A Hirst fake?

A Hirst fake? July 15 2022 Picture: via The Times In The Times, David Sanderson has an interesting story about a Damien Hirst spot print said to by its owner to be a fake, and by its vendor - Sotheby's - to be genuine. In 2004, the novelist Ken Follett bought the print at auction for £4,000. He hung it on his wall cheerfully for almost 20 years until he had it reframed, but when the framer contacted Eyestorm, a gallery which produced Hirst's spot prints, it was suggested it might be fake. When Eyestorm then got in touch with Hirst's own company, Science Ltd, to get an official view of authenticity, they said it was indeed a fake. From The Times: The email from the employee claims: “The design has all of the incorrect spots typically seen in fake editions, and the paper borders and material are not consistent with those originally produced by Eyestorm.“We don’t have this edition recorded in our old system, so I’m inclined to think that Sotheby’s never sent it to us for authentication at the time of sale, which is a shame.” Not so fast, say Sotheby's, who requested the print back for examination, and then themselves got in touch with Science Ltd: “Since a query was raised earlier this year Sotheby’s has undertaken appropriate due diligence to verify that this is an authentic piece by the artist and further to these inquiries is satisfied with the 2004 designation.” All of which sounds unsatisfactory. Who is right? One of the great appeals of contemporary art for collectors is supposed to be that questions of authenticity never arise. But when you get artworks which are produced in such numbers, and with so little direct connection to the hand of the artist, then such confusion is probably inevitable. Add in fakes, because the 'original' is so easy to fake, then the dividing lines become almost impossibly blurred. Perhaps the most concerning thing here is that both parties could be right, or rather, wrong. In other words, nobody can be certain, even now while the artist is still alive and within twenty years of the artwork being sold. I wouldn't be wanting to try and sell these things in 50 years time.

A Hirst fake?

A Hirst fake?

July 15 2022

Image of A Hirst fake?

Picture: via The Times
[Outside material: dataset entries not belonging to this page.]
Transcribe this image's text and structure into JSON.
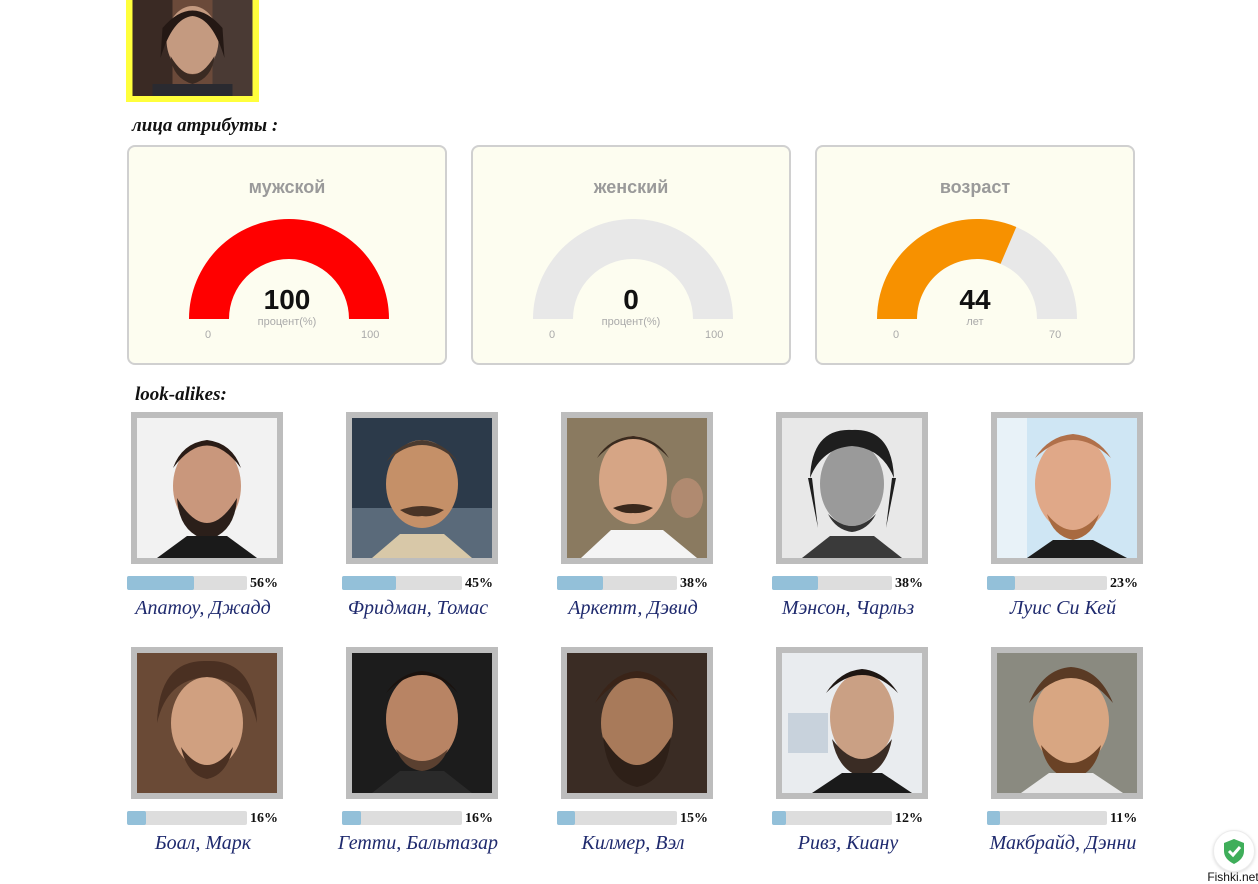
{
  "query_photo": {
    "name": "query-face-photo"
  },
  "attributes_title": "лица атрибуты :",
  "gauges": [
    {
      "title": "мужской",
      "value": 100,
      "value_text": "100",
      "unit": "процент(%)",
      "min": "0",
      "max": "100",
      "range_max": 100,
      "color": "#ff0000"
    },
    {
      "title": "женский",
      "value": 0,
      "value_text": "0",
      "unit": "процент(%)",
      "min": "0",
      "max": "100",
      "range_max": 100,
      "color": "#ff0000"
    },
    {
      "title": "возраст",
      "value": 44,
      "value_text": "44",
      "unit": "лет",
      "min": "0",
      "max": "70",
      "range_max": 70,
      "color": "#f79100"
    }
  ],
  "lookalikes_title": "look-alikes:",
  "lookalikes": [
    {
      "name": "Апатоу, Джадд",
      "percent": 56,
      "percent_text": "56%"
    },
    {
      "name": "Фридман, Томас",
      "percent": 45,
      "percent_text": "45%"
    },
    {
      "name": "Аркетт, Дэвид",
      "percent": 38,
      "percent_text": "38%"
    },
    {
      "name": "Мэнсон, Чарльз",
      "percent": 38,
      "percent_text": "38%"
    },
    {
      "name": "Луис Си Кей",
      "percent": 23,
      "percent_text": "23%"
    },
    {
      "name": "Боал, Марк",
      "percent": 16,
      "percent_text": "16%"
    },
    {
      "name": "Гетти, Бальтазар",
      "percent": 16,
      "percent_text": "16%"
    },
    {
      "name": "Килмер, Вэл",
      "percent": 15,
      "percent_text": "15%"
    },
    {
      "name": "Ривз, Киану",
      "percent": 12,
      "percent_text": "12%"
    },
    {
      "name": "Макбрайд, Дэнни",
      "percent": 11,
      "percent_text": "11%"
    }
  ],
  "colors": {
    "bar_fill": "#93c0d9",
    "bar_track": "#dddddd",
    "gauge_track": "#e8e8e8",
    "name_color": "#1f2a6e",
    "query_border": "#ffff3c"
  },
  "watermark": {
    "text": "Fishki.net",
    "icon": "shield-check-icon"
  }
}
In The Times, David Sanderson has an interesting story about a Damien Hirst spot print said to by its owner to be a fake, and by its vendor - Sotheby's - to be genuine. In 2004, the novelist Ken Follett bought the print at auction for £4,000. He hung it on his wall cheerfully for almost 20 years until he had it reframed, but when the framer contacted Eyestorm, a gallery which produced Hirst's spot prints, it was suggested it might be fake. When Eyestorm then got in touch with Hirst's own company, Science Ltd, to get an official view of authenticity, they said it was indeed a fake. From The Times:

The email from the employee claims: “The design has all of the incorrect spots typically seen in fake editions, and the paper borders and material are not consistent with those originally produced by Eyestorm.“We don’t have this edition recorded in our old system, so I’m inclined to think that Sotheby’s never sent it to us for authentication at the time of sale, which is a shame.”

Not so fast, say Sotheby's, who requested the print back for examination, and then themselves got in touch with Science Ltd:

“Since a query was raised earlier this year Sotheby’s has undertaken appropriate due diligence to verify that this is an authentic piece by the artist and further to these inquiries is satisfied with the 2004 designation.”

All of which sounds unsatisfactory. Who is right? One of the great appeals of contemporary art for collectors is supposed to be that questions of authenticity never arise. But when you get artworks which are produced in such numbers, and with so little direct connection to the hand of the artist, then such confusion is probably inevitable. Add in fakes, because the 'original' is so easy to fake, then the dividing lines become almost impossibly blurred. Perhaps the most concerning thing here is that both parties could be right, or rather, wrong. In other words, nobody can be certain, even now while the artist is still alive and within twenty years of the artwork being sold. I wouldn't be wanting to try and sell these things in 50 years time.